I didn't think I'd get around reading that much last month — mainly due to the move. But I ended up inhaling five books in four days during my off-time. It shows you what not using a phone for a few days can achieve.
The focus of December has been money. I have been thinking about some financial changes I want to introduce to my life, so I figured it would be a good idea to refreshen my knowledge of the financial world and learn a thing or two. I read four books on money, all very different (and yet very similar).
In the future, I might do this more often. Have a particular month turn around a single topic and read non-fiction books based on this. But I will still read fiction books. It's my way to wind down in the evening.
The Vegetarian by Han Kang
This book is... challenging. It's anything but a happy, feel-good story. And yet it keeps you hooked. The gist is: Due to a dream, a woman turns vegetarian, impacting her family and everyone around her. However, it's not about vegetarianism, and frankly, it doesn't even go into the topic at all. Trigger-warning: It talks of abuse.
A Thousand Ships by Natalie Haynes
I read every book on Greek mythology I can find. Thus, I have heard of most of the bigger storylines already. This was still somehow new, though. A Thousand Ships is a retelling of the Trojan War from the women's point of view. What happens to them after the war ends? What do the widows feel? What happens to the losing side? This book tries to answer that question.
A Thousand Ships
Happy Money by Ken Honda
Happy Money was the first book in my money deep dive. It shares its same name with another famous money book, but it is by Japanese author Ken Honda. In it, he focuses on our relationship with money and tries to help the reader heal from untreated wounds. From time to time, the book is a little weird. Honda tells us to thank our money for every transaction and keep having a positive attitude. These parts were a bit too esoteric for my liking.
The Millionaire Fastlane by MJ DeMarco
The Millionaire Fastlane focuses on getting rich quickly (quickly, not easily!). The author believes there is no way to get rich by investing only while still young enough to take advantage of your wealth. Instead, DeMarco wants to teach you how to get rich while young and what it takes to get there (a company). And yes, I know how this sounds. But believe me, this is not a money-grabbing scheme by the author. Frankly, it's not really about money but rather a guide on entrepreneurship. What makes a company successful, how do you deliver value to your clients, what different types of company structures are better suited for wealth, etc.? I can recommend this to anyone with an entrepreneurial spirit.
The Millionaire Fastlane
Die With Zero by Bill Perkins

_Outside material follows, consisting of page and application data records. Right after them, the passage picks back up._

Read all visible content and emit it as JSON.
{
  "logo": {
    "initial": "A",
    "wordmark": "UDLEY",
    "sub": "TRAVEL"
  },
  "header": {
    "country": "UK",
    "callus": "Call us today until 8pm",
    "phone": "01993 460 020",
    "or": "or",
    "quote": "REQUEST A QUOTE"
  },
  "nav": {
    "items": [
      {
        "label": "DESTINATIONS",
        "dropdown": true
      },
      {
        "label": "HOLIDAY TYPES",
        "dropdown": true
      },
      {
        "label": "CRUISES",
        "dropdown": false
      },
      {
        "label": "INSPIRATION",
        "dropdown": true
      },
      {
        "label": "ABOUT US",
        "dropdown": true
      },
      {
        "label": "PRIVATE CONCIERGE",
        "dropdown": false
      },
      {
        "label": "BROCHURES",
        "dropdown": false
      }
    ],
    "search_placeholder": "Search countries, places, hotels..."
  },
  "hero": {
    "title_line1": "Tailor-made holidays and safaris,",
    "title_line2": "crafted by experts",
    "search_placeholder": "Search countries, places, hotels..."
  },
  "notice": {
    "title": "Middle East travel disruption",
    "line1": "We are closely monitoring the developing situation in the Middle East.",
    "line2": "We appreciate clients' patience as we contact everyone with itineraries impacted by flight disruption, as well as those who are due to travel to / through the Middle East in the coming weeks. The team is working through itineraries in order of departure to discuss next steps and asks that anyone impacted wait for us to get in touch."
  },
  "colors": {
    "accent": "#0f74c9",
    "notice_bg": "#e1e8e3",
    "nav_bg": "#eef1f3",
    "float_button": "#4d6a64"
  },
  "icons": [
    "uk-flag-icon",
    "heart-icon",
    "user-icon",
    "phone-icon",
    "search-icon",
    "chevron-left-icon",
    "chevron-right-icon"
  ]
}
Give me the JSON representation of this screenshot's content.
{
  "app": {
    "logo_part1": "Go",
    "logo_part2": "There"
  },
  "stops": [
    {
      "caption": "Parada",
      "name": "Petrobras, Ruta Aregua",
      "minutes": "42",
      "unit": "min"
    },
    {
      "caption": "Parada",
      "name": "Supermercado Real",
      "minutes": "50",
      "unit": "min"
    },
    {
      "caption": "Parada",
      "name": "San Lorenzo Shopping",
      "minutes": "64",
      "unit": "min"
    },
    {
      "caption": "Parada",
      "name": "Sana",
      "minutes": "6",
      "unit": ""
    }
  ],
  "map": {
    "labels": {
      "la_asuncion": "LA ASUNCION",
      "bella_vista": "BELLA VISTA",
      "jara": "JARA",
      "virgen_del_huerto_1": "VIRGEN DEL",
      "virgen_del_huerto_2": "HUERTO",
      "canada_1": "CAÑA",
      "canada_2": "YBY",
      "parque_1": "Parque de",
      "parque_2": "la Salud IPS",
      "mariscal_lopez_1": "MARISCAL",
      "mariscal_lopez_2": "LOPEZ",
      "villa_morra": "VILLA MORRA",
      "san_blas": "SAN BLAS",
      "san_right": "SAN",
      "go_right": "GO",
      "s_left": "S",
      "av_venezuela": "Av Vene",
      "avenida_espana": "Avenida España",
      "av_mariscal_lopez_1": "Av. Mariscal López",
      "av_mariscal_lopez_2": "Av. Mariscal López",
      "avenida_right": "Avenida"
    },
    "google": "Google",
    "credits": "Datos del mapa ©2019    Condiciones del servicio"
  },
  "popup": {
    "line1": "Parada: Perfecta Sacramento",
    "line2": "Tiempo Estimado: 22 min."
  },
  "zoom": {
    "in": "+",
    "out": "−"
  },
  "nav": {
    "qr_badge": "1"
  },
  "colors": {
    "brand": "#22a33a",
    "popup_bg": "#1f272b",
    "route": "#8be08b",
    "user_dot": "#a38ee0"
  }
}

This book resonated the most with me. In Die With Zero, Bill Perkins teaches you to use money to maximise life quality. According to the author, different life periods are better suited for specific experiences than others. So, instead of saving when young, you should use some of it to go skiing, for example. Because at a particular time, you'll be too old to have this experience despite now having money to burn. The book also tries to uncover the exact moment you should stop saving and start using your money. The goal? Die with a zero on your bank account.

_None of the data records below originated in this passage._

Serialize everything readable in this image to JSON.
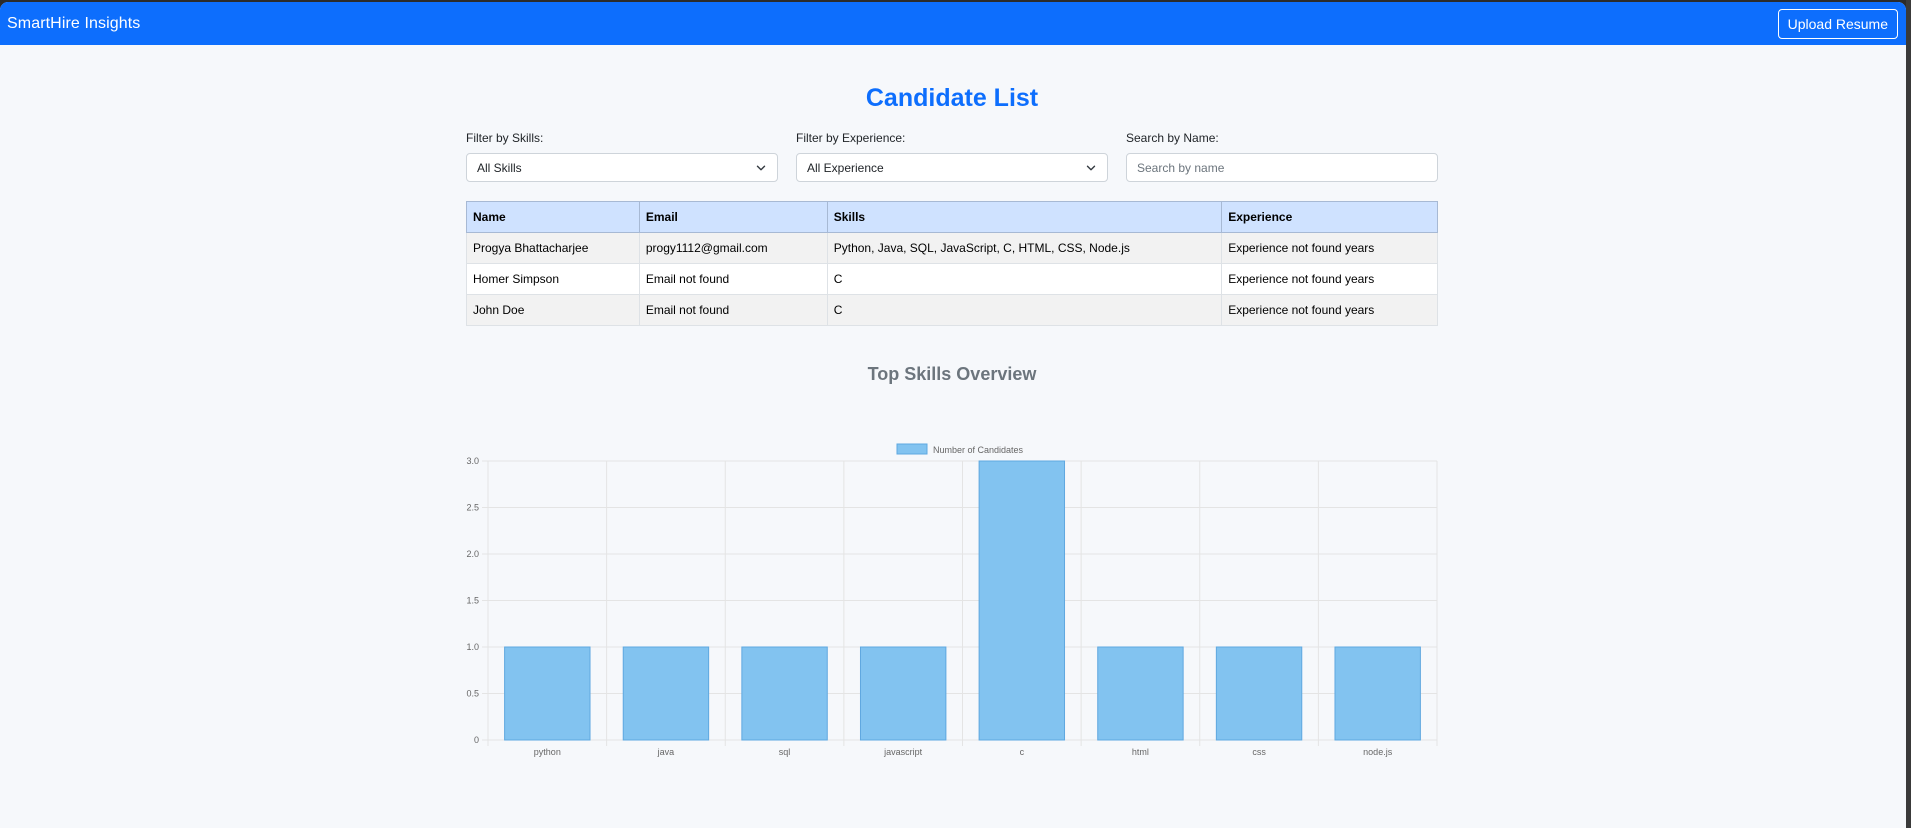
{
  "navbar": {
    "brand": "SmartHire Insights",
    "upload_label": "Upload Resume",
    "background": "#0d6efd"
  },
  "page": {
    "title": "Candidate List"
  },
  "filters": {
    "skills_label": "Filter by Skills:",
    "skills_value": "All Skills",
    "experience_label": "Filter by Experience:",
    "experience_value": "All Experience",
    "name_label": "Search by Name:",
    "name_placeholder": "Search by name",
    "name_value": ""
  },
  "table": {
    "headers": [
      "Name",
      "Email",
      "Skills",
      "Experience"
    ],
    "rows": [
      [
        "Progya Bhattacharjee",
        "progy1112@gmail.com",
        "Python, Java, SQL, JavaScript, C, HTML, CSS, Node.js",
        "Experience not found years"
      ],
      [
        "Homer Simpson",
        "Email not found",
        "C",
        "Experience not found years"
      ],
      [
        "John Doe",
        "Email not found",
        "C",
        "Experience not found years"
      ]
    ]
  },
  "chart_section": {
    "title": "Top Skills Overview"
  },
  "chart_data": {
    "type": "bar",
    "categories": [
      "python",
      "java",
      "sql",
      "javascript",
      "c",
      "html",
      "css",
      "node.js"
    ],
    "series": [
      {
        "name": "Number of Candidates",
        "values": [
          1,
          1,
          1,
          1,
          3,
          1,
          1,
          1
        ]
      }
    ],
    "ylim": [
      0,
      3
    ],
    "yticks": [
      "0",
      "0.5",
      "1.0",
      "1.5",
      "2.0",
      "2.5",
      "3.0"
    ],
    "ytick_values": [
      0,
      0.5,
      1.0,
      1.5,
      2.0,
      2.5,
      3.0
    ],
    "grid": true,
    "legend": "top-center",
    "bar_fill": "#82c3f0",
    "bar_stroke": "#5fa8e0"
  }
}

Die With Zero
The Psychology of Money by Morgan Housel
This might have been the book I should have started my deep dive with. When I ended up reading this one, I've already known most of what this book talks about. Still, I believe it was a great way to summarise what I've learned. If you want to follow in my footsteps and reread the mentioned books, I suggest starting with this one.
The Psychology of Money